 Thus the interesting point by Meredith Kline, compatible with CCT, that the Old Covenant was a typological re-enactment of the covenant of works in the Garden. The outward righteousness of the people as a whole had to be ‘typologically legible’ if the people were to remain in the land. But this typological works principle writ large over the community as a whole is not in conflict with the gospel promises and privileges set forth to the people on an individual level, through the specific provisions of the Old Covenant. Daniel and other faithful Israelites were exiled because of the typological works principle operative in the Old Covenant community, not because they themselves were apostate. They weren’t. Rather, even in exile, they relied upon the redeeming grace of God revealed and applied to them in the gracious provisions of the Old Covenant.
 Thus I reject Daniel Fuller’s ‘law-grace continuum,’ since I make a sharp distinction between the demands of law, and the grace of God by which those demands are satisfied. Nevertheless, the saving grace of God is compatible with the demands of law, and indeed presupposes it.
 Patrick Fairbairn brings this out quite well in his fourth lecture in his The Revelation of Law in Scripture, op. cit.
 E.g. what are we to make of the warnings to the churches of Rev 2-3? Historically speaking, in some cases these warnings were carried out, because they were not heeded.
 Paul's real point, especially in the book of Romans, is that it is the very negativity of the law (its killing ministry) that ensures its continuing applicability in the NC. For through the law comes the knowledge of sin. The law is the very presupposition of the gospel.
 Thanks to Dr. Robert Strimple, my Professor (now retired) of Systematic Theology at Westminster Theological Seminary in California, for making these points in his unpublished class syllabus, The Doctrine of Christ.
 On these grounds I register my disagreement with the interpretation of this passage set forth by John R.W. Stott, "God’s New Society," The Message of Ephesians (Downers Grove, IL: Inter-Varsity Press, 1979), p. 107. Of course, even if Stott were correct in his interpretation of Eph 2:19-20, I don’t see anything in this which contradicts the CCT position on the law, in the slightest. For the New Testament Scriptures are in turn built upon the foundation of the Old Testament Scriptures. ‘Gegraptai’ [‘it is written’] isn’t used 67 times in the New Testament Scriptures for nothing.

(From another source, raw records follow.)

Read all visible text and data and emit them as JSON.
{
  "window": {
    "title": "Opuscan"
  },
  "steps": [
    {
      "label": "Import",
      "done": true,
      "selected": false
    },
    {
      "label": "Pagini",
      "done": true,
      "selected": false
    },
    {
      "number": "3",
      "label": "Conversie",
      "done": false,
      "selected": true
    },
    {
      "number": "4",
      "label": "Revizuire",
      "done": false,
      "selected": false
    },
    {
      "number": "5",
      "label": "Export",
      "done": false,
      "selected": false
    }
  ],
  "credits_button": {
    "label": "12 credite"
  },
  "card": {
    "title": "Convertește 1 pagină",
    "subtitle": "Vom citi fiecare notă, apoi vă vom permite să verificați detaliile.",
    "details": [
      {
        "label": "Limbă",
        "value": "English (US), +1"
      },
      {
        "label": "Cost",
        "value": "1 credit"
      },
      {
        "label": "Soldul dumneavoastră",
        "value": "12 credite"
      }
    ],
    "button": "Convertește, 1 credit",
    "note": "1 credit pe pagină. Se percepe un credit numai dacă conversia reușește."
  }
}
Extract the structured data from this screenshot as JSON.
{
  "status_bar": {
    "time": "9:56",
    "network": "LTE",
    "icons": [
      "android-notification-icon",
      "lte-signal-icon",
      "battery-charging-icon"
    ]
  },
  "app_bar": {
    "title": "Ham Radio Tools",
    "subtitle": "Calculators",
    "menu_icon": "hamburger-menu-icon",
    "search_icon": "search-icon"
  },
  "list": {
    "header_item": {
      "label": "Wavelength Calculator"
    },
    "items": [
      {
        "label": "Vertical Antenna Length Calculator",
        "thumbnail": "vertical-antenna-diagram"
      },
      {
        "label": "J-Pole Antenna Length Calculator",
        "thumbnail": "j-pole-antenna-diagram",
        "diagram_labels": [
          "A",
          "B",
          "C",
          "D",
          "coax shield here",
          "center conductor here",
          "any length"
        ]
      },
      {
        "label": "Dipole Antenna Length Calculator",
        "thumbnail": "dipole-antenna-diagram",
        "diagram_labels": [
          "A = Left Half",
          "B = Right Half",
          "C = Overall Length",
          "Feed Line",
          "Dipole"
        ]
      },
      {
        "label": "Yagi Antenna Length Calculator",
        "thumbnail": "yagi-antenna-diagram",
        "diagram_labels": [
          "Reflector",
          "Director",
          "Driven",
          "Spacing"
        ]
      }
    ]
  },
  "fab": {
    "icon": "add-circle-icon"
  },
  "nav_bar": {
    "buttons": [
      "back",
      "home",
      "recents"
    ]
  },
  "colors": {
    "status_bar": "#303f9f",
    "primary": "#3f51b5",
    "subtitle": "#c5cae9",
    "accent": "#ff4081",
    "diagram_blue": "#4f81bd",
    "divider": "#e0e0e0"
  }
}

 Cf. Ro 15:4 as well.
 NCT advocates will doubtless answer: because the whole Mosaic law gets abolished. But how does this square with the apostolic assumption of the continuing relevance of Mosaic moral law, in Jas 2:8-11, Ro 13:8-10, and Eph 6:1-3 (cf. my comments on these texts earlier in this paper). Indeed, how does this square with Paul pointing NT believers back to the entire OT for teaching, reproof, correction, and training in righteousness, in 2Ti 3:16-17? Isn’t it just woefully inconsistent to say (according to NCT) that the whole Mosaic law gets abolished and at the same time to say (according to 2Ti 3:16-17) that the whole Old Testament is your source for moral instruction?
 I have commented upon the significance of Adams’ citations here of 1Co 9:20-21 and Ga 6:2, earlier in this paper.
 In a new twist, Adams now cites Mt 8:5-12 in support of the final point. But again, this text is speaking about the unbelief of Israel in the generation of Jesus. Jesus simply says that "the subjects of the kingdom will be thrown outside, into the darkness, where there will be weeping and gnashing of teeth." Is Adams really proposing that all Jews who ever lived under the Old Covenant are going to hell?
 Many thanks to Tim Etherington and Francisco Orozco for helpful comments on the first draft of this response.
Last Revised: 8 May 2002